The Shang Emperor of China had inscribed on his washbasin the admonition “Make it New”.

Toronto Symphony Orchestra’s 2012/13 season made it new by including in its first-night program a work by a living composer, Harmonielehre by the American John Adams. Maestro Peter Oundjian’s bold decision succeeded in pleasing the audience when Harmonielehre was performed after intermission, thus vindicating Oundjian’s vision seven years ago when he instituted a New Creations module into the yearly program.

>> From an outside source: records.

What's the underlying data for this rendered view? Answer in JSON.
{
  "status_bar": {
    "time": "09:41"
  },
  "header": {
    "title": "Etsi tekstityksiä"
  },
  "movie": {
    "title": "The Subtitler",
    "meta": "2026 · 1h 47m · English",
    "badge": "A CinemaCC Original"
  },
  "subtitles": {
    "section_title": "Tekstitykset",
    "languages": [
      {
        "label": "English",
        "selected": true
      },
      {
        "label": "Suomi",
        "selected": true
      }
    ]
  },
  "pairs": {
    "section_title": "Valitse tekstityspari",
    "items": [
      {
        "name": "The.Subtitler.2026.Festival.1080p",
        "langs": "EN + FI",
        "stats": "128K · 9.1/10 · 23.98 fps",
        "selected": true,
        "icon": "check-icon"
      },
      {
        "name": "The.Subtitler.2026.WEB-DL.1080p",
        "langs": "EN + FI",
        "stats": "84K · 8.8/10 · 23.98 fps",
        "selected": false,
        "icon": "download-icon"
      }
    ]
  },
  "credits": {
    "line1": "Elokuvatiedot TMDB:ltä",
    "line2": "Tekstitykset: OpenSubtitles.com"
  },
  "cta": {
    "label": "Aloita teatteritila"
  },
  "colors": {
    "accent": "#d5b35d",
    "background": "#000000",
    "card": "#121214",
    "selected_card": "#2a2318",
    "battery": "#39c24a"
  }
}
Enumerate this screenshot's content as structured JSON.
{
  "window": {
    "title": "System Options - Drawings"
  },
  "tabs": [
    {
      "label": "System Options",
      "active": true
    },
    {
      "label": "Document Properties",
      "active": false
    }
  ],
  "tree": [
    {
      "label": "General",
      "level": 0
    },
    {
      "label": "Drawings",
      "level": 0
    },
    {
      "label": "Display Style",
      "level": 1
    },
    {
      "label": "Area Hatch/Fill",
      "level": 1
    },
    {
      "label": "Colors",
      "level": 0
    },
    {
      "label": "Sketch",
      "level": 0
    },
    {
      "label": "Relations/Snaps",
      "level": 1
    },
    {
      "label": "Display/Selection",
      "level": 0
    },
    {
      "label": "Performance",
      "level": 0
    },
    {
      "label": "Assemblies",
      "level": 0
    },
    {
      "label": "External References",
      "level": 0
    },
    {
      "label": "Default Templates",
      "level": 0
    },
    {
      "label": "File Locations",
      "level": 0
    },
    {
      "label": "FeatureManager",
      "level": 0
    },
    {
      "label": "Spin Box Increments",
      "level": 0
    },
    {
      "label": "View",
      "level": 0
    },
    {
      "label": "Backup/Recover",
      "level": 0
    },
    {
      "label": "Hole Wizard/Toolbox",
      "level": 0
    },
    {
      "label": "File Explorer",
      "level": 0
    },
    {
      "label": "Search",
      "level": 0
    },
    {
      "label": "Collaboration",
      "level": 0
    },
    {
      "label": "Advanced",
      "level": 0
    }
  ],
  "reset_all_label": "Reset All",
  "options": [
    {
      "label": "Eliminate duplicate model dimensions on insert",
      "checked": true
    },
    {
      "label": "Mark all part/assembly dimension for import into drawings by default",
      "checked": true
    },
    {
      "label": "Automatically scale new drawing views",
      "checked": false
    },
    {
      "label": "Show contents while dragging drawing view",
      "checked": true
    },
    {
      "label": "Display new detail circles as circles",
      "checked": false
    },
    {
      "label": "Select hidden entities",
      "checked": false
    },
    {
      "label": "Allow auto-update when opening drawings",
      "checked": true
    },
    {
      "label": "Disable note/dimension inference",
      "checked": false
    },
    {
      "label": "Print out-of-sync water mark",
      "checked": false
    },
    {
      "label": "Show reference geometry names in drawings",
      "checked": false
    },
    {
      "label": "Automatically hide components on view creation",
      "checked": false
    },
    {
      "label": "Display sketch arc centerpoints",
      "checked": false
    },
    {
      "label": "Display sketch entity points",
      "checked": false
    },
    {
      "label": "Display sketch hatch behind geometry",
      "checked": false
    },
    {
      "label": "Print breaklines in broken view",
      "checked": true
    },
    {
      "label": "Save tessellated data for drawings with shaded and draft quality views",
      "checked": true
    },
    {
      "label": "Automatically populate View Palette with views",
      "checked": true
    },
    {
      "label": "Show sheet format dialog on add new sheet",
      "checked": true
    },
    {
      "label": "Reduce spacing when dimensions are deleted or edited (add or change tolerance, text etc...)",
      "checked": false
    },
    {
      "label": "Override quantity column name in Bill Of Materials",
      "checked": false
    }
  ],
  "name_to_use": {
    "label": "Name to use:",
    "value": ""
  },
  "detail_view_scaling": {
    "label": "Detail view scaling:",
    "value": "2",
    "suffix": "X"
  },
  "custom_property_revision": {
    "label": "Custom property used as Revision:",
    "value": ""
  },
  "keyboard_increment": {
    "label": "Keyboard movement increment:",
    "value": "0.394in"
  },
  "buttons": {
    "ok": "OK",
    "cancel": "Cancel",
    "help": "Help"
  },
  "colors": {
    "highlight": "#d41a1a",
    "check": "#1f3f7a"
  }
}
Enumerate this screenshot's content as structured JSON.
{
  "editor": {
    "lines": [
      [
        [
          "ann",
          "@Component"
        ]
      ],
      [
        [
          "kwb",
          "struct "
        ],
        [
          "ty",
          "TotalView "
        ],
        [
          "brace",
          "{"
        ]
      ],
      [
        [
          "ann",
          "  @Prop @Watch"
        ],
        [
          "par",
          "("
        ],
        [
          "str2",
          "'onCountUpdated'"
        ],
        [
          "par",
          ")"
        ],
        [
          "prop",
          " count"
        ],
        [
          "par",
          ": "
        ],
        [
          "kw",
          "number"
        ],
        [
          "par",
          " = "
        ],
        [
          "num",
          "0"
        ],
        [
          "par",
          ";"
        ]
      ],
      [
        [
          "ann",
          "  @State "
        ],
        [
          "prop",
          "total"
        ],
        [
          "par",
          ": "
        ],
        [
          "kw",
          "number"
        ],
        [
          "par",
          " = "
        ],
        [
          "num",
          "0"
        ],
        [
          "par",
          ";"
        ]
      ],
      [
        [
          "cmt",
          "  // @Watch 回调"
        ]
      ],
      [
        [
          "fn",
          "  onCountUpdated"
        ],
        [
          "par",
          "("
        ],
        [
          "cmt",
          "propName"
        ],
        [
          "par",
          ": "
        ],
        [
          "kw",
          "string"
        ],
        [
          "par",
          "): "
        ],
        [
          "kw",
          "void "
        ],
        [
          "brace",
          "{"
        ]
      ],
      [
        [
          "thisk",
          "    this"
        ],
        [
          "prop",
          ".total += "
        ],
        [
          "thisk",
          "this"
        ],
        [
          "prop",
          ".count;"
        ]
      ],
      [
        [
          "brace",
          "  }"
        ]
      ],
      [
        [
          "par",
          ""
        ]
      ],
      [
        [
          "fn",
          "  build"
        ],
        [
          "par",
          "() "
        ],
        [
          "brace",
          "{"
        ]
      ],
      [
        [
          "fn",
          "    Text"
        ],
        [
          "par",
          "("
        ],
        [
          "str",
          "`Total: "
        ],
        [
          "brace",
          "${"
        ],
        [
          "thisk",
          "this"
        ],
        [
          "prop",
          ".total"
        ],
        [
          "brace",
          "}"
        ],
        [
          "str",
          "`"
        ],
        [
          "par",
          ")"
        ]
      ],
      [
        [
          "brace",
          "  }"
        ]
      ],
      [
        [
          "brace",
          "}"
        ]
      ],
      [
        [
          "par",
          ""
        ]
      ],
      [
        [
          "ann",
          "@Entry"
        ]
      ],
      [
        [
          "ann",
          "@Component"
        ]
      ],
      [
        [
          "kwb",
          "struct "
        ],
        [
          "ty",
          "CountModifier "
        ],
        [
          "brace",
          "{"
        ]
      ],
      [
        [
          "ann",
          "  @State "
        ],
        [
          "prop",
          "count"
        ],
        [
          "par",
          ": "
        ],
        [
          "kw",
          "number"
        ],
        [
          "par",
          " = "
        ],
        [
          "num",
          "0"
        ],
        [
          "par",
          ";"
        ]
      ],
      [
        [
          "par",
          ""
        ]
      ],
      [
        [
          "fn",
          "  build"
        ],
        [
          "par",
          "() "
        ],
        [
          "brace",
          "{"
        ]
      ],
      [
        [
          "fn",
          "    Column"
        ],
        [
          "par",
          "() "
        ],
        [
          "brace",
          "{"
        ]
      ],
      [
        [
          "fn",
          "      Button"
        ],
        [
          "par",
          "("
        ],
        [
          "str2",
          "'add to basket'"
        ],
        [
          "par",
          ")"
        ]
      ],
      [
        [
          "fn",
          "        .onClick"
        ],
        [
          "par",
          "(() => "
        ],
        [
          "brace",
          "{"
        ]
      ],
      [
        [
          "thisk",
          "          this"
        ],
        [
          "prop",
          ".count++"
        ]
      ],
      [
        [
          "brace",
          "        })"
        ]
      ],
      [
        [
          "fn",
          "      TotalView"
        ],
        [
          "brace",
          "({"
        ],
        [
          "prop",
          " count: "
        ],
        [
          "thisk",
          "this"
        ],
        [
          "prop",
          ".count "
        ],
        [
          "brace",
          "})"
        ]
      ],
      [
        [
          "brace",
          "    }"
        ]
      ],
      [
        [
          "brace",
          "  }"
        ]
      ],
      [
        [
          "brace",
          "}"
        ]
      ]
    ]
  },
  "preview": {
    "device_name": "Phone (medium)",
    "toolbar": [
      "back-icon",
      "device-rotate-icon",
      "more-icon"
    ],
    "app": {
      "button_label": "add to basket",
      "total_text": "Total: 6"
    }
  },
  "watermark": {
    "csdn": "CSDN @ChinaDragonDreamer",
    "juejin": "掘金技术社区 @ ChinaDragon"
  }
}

The concert opened normally with seven minutes of Verdi’s overture to La forza del destino. From the first bars of the “fate” motif, played propulsively by the strings, through the dramatic themes that follow – especially the wistful lyric prayer from the second act with its lovely oboe solo – one felt a new energy in the orchestra. The ensemble’s sound had a burnished precision such as one associates with the Berlin Philharmonic. The conductor showed considerable daring by bracketing passages with prolonged rests, that heightened the sense of drama.

Oundjian introduced the evening’s soloist as “Our beloved James Ehnes”, an appropriate epithet for the Grammy, Gramophone, Juno and RPS award-winning violinist. Mr. Ehnes gave an outstanding performance of Brahms’ Violin Concerto in D major.

The orchestra’s bravura sweep through the Allegro’s introduction is finely detailed. The violin enters with a dramatic flourish like whorls of water. Ehnes’ evident technical brilliance opens into a more organic dimension, into a thrill of birdsong.

Brahms’ writing, despite his collaboration with violinist Joseph Joachim, makes soloist and orchestra more into a partnership than a virtuoso display: the orchestra picks the violin’s winding melody up and and takes it sighingly stepwise over pizzicato strings, then into a downward spiral, setting the stage for the next solo. One feels the conductor’s direction, firm and brisk, at every turn.

Mr. Ehnes’ manner is also classical: sincere, but with restraint. He inclines more toward Heifitz than Menhuin or Oistrakh. Within the general excellence of his playing, my recollection dwells on his rich tonal range – from whisker-thin bowings sul ponticello to gritty double-stoppings. His tremolos, spellbinding in their articulation, contributed much to the sense of drama. If there were moments of dissatisfaction it was that in quiet passages the violin seemed to fade into the orchestra, and that may have been an acoustic limitation of Roy Thomson Hall.

While Mr. Ehnes appears restrained, the music he makes is saturated from a wide palette of emotions: his cadenza, taken at speed, but seated squarely in purity of tone, is as much about imagination as it is about virtuosity. His technical brilliance that unfurls with the precision of a Fibonacci spiral, brings a new kind of gentleness into the music, a tender warmth, an intimacy with all living things. This emotionality also works its way through the rhapsodic variations of the Adagio, especially the lengthy lullaby for solo oboe over horns and winds which Ehnes augments with the richness of his violin’s timbre. The finale, Allegro giocoso, dances in gypsy modes popular in Brahms’ time that modern audiences still enjoy in the melodies of Andrew Lloyd Webber. Orchestra and soloist perform this hybrid rondo/sonata form in a musically spectacular and heart-lifting fashion.

The audience expressed unbridled satisfaction and was rewarded with an encore from the core of James Ehnes’ art: the Gigue from the Violin Partita no. 2 by J.S. Bach.

After intermission came Harmonielehre (1984), John Adams’ ironic homage to Arnold Schoenberg’s 1911 book of the same name. Adams’ three-movement work for orchestra rejects as “twisted and contorted” Schoenberg’s atonal techniques, and instead integrates the harmonic world of Mahler, Sibelius and Debussy with modern minimalist techniques.

Adams’ composition is a brilliant, loud, deep and exciting work orchestrated for 2 tubas, 5 percussionists, 2 harps, 5 trumpets, piano, celeste, and full orchestra. It was performed last night in a way that continually set and exceeded expectations.

The three movements are very different. The first explodes then sinks into lovely incremental repetitions of minimalist sonic waves mingled with late-Romantic harmonies, some festive as a sleigh-ride, some outrageously grand like a dirigible floating over Hannibal’s army complete with elephants negotiating the Alps. The second movement meditates on the dissonant distress of incurable disease. An excellent trumpet elegy is followed by a surprising tumble of timpani and tubas that conjures a calamitous presence dissolving in a narcotic flood. One marvels at the imaginative unity of purpose here among composer, orchestra and conductor. The final movement is a promise, sounding like melted ice falling in droplets where green shoots break the sunlit earth amid the chatter of sparrows.

This was an evening of music to “soothe the savage breast”.